#### Task goal
From the entries below, copy every line that has the word "Üzemanyag".

[Source data]
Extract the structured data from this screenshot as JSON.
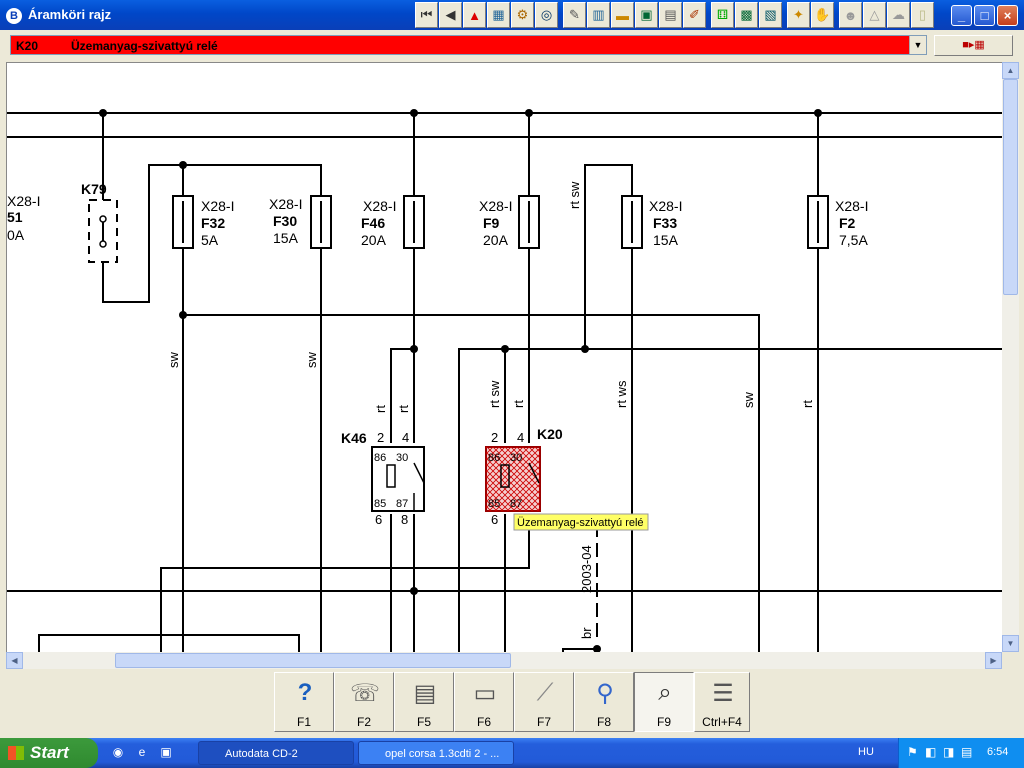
{
  "window": {
    "title": "Áramköri rajz"
  },
  "toolbar": [
    "first-icon",
    "back-icon",
    "warning-icon",
    "map-icon",
    "gear-icon",
    "wheel-icon",
    "tool-icon",
    "tape-icon",
    "sign-icon",
    "car-icon",
    "pen-icon",
    "wrench-icon",
    "lightbulb-icon",
    "box-icon",
    "bulb-icon",
    "bell-icon",
    "person-icon",
    "hand-icon",
    "cloud-icon",
    "doc-icon"
  ],
  "component": {
    "code": "K20",
    "name": "Üzemanyag-szivattyú relé",
    "color": "#ff0000"
  },
  "diagram": {
    "labels": {
      "k79": "K79",
      "x28_left": "X28-I",
      "left_51": "51",
      "left_0a": "0A",
      "f32_x": "X28-I",
      "f32": "F32",
      "f32_a": "5A",
      "f30_x": "X28-I",
      "f30": "F30",
      "f30_a": "15A",
      "f46_x": "X28-I",
      "f46": "F46",
      "f46_a": "20A",
      "f9_x": "X28-I",
      "f9": "F9",
      "f9_a": "20A",
      "f33_x": "X28-I",
      "f33": "F33",
      "f33_a": "15A",
      "f2_x": "X28-I",
      "f2": "F2",
      "f2_a": "7,5A",
      "rt_sw_top": "rt sw",
      "sw1": "sw",
      "sw2": "sw",
      "rt1": "rt",
      "rt2": "rt",
      "rt_sw2": "rt sw",
      "rt3": "rt",
      "rt_ws": "rt ws",
      "sw3": "sw",
      "rt4": "rt",
      "k46": "K46",
      "k46_2": "2",
      "k46_4": "4",
      "k46_86": "86",
      "k46_30": "30",
      "k46_85": "85",
      "k46_87": "87",
      "k46_6": "6",
      "k46_8": "8",
      "k20": "K20",
      "k20_2": "2",
      "k20_4": "4",
      "k20_86": "86",
      "k20_30": "30",
      "k20_85": "85",
      "k20_87": "87",
      "k20_6": "6",
      "tooltip": "Üzemanyag-szivattyú relé",
      "date": "2003-04",
      "br": "br"
    }
  },
  "fnkeys": [
    {
      "label": "F1",
      "icon": "help-icon"
    },
    {
      "label": "F2",
      "icon": "fax-icon"
    },
    {
      "label": "F5",
      "icon": "printer-icon"
    },
    {
      "label": "F6",
      "icon": "connector-icon"
    },
    {
      "label": "F7",
      "icon": "probe-icon"
    },
    {
      "label": "F8",
      "icon": "search-circuit-icon"
    },
    {
      "label": "F9",
      "icon": "magnifier-icon"
    },
    {
      "label": "Ctrl+F4",
      "icon": "list-icon"
    }
  ],
  "taskbar": {
    "start": "Start",
    "tasks": [
      "Autodata CD-2",
      "opel corsa 1.3cdti 2 - ..."
    ],
    "lang": "HU",
    "time": "6:54"
  }
}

#### Solution to this exercise
    "name": "Üzemanyag-szivattyú relé",
      "tooltip": "Üzemanyag-szivattyú relé",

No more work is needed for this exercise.